No Drew, you still don't understand.
Your logic is perfect as long as we are only talking about a brute force attack. You are right length of a phrase like "The quick brown fox." makes it very hard to solve using a brute force attack
Where you are wrong is the implication that the brute force attack is the only tool hackers have. The password you propose it is relatively easy to solve using a dictionary based attack.
In high security environments, dictionary words are frowned upon. Sometimes there are even filters that keep you from putting dictionary words in your password, although there are downsides to this.
A brute force attack is the primary method for cracking random passwords. This is because any randomly generated password is equally likely to be correct.

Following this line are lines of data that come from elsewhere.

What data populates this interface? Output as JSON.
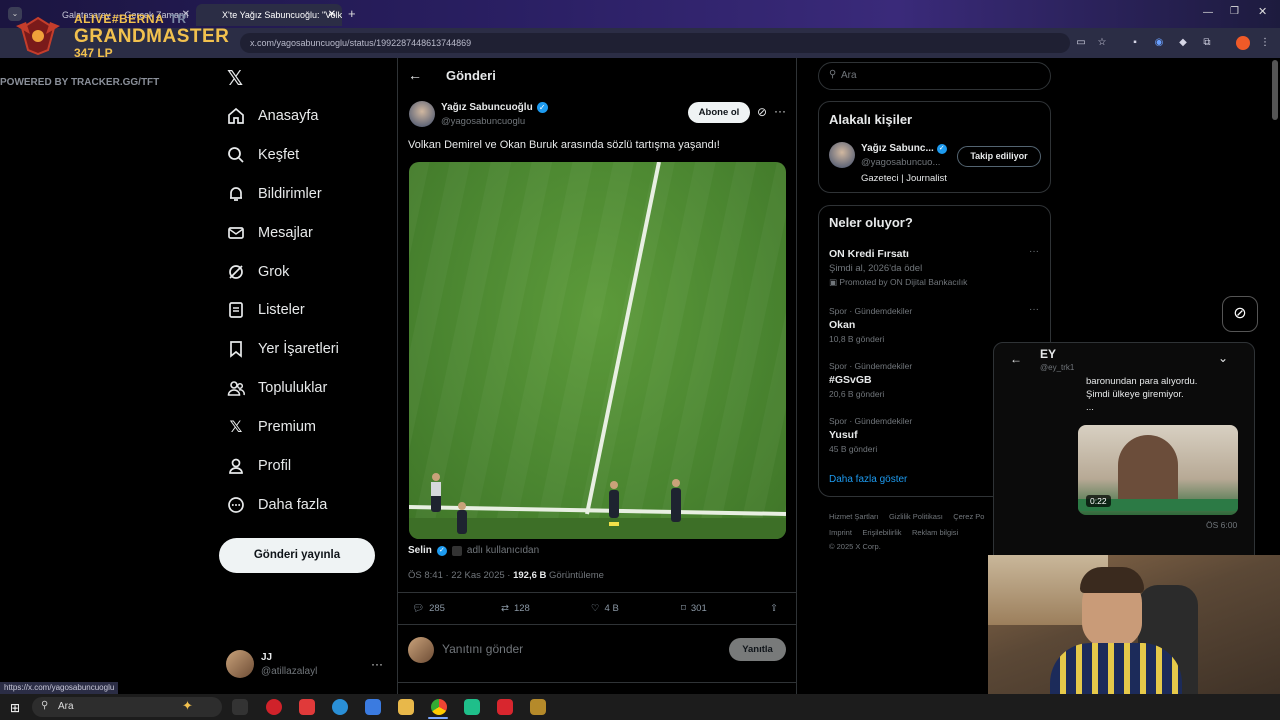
{
  "browser": {
    "tabs": [
      {
        "label": "Galatasaray — Gerçek Zamanlı"
      },
      {
        "label": "X'te Yağız Sabuncuoğlu: \"Volka"
      }
    ],
    "url": "x.com/yagosabuncuoglu/status/1992287448613744869",
    "status_url": "https://x.com/yagosabuncuoglu"
  },
  "tracker": {
    "name": "ALIVE#BERNA",
    "region": "TR",
    "rank": "GRANDMASTER",
    "lp": "347 LP",
    "powered": "POWERED BY TRACKER.GG/TFT"
  },
  "nav": {
    "items": [
      {
        "label": "Anasayfa",
        "icon": "home-icon"
      },
      {
        "label": "Keşfet",
        "icon": "search-icon"
      },
      {
        "label": "Bildirimler",
        "icon": "bell-icon"
      },
      {
        "label": "Mesajlar",
        "icon": "mail-icon"
      },
      {
        "label": "Grok",
        "icon": "grok-icon"
      },
      {
        "label": "Listeler",
        "icon": "list-icon"
      },
      {
        "label": "Yer İşaretleri",
        "icon": "bookmark-icon"
      },
      {
        "label": "Topluluklar",
        "icon": "people-icon"
      },
      {
        "label": "Premium",
        "icon": "x-logo-icon"
      },
      {
        "label": "Profil",
        "icon": "user-icon"
      },
      {
        "label": "Daha fazla",
        "icon": "more-circle-icon"
      }
    ],
    "post_button": "Gönderi yayınla",
    "account": {
      "name": "JJ",
      "handle": "@atillazalayl"
    }
  },
  "post": {
    "header_title": "Gönderi",
    "author_name": "Yağız Sabuncuoğlu",
    "author_handle": "@yagosabuncuoglu",
    "subscribe": "Abone ol",
    "text": "Volkan Demirel ve Okan Buruk arasında sözlü tartışma yaşandı!",
    "tag_user": "Selin",
    "tag_suffix": "adlı kullanıcıdan",
    "time": "ÖS 8:41 · 22 Kas 2025 ·",
    "views": "192,6 B",
    "views_label": "Görüntüleme",
    "replies": "285",
    "reposts": "128",
    "likes": "4 B",
    "bookmarks": "301",
    "reply_placeholder": "Yanıtını gönder",
    "reply_button": "Yanıtla"
  },
  "sidebar": {
    "search_placeholder": "Ara",
    "related_title": "Alakalı kişiler",
    "related": {
      "name": "Yağız Sabunc...",
      "handle": "@yagosabuncuo...",
      "bio": "Gazeteci | Journalist",
      "button": "Takip ediliyor"
    },
    "trends_title": "Neler oluyor?",
    "ad": {
      "title": "ON Kredi Fırsatı",
      "sub": "Şimdi al, 2026'da ödel",
      "promo": "Promoted by ON Dijital Bankacılık"
    },
    "trends": [
      {
        "meta": "Spor · Gündemdekiler",
        "title": "Okan",
        "count": "10,8 B gönderi"
      },
      {
        "meta": "Spor · Gündemdekiler",
        "title": "#GSvGB",
        "count": "20,6 B gönderi"
      },
      {
        "meta": "Spor · Gündemdekiler",
        "title": "Yusuf",
        "count": "45 B gönderi"
      }
    ],
    "show_more": "Daha fazla göster",
    "footer": [
      "Hizmet Şartları",
      "Gizlilik Politikası",
      "Çerez Po",
      "Imprint",
      "Erişilebilirlik",
      "Reklam bilgisi",
      "© 2025 X Corp."
    ]
  },
  "chat": {
    "name": "EY",
    "handle": "@ey_trk1",
    "message_lines": [
      "baronundan para alıyordu.",
      "Şimdi ülkeye giremiyor."
    ],
    "ellipsis": "...",
    "video_time": "0:22",
    "msg_time": "ÖS 6:00"
  },
  "taskbar": {
    "search_placeholder": "Ara"
  }
}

As soon as a hacker knows that a person is biased on how they will pick their passwords-- for example using dictionary words and "memorizable" phrases, it gives a tool for hackers to focus their search to more likely possibilities.
There is obviously a trade-off here. I believe it is reasonable to choose a password that is less than random in order to make it easier to memorize. Personally I would never choose a password of only dictionary words. I do use initials from sentences with numbers which is a reasonable trade-off in my view.
The technical term is "entropy" which means more or less "randomness". There is no question that higher entropy passwords are more difficult to crack. Random characters have the highest entropy possible.
Statistically based attacks have had success. We know the sequences of characters that humans are more likely to choose and so we can direct our algorithms to favor combinations of these sequences.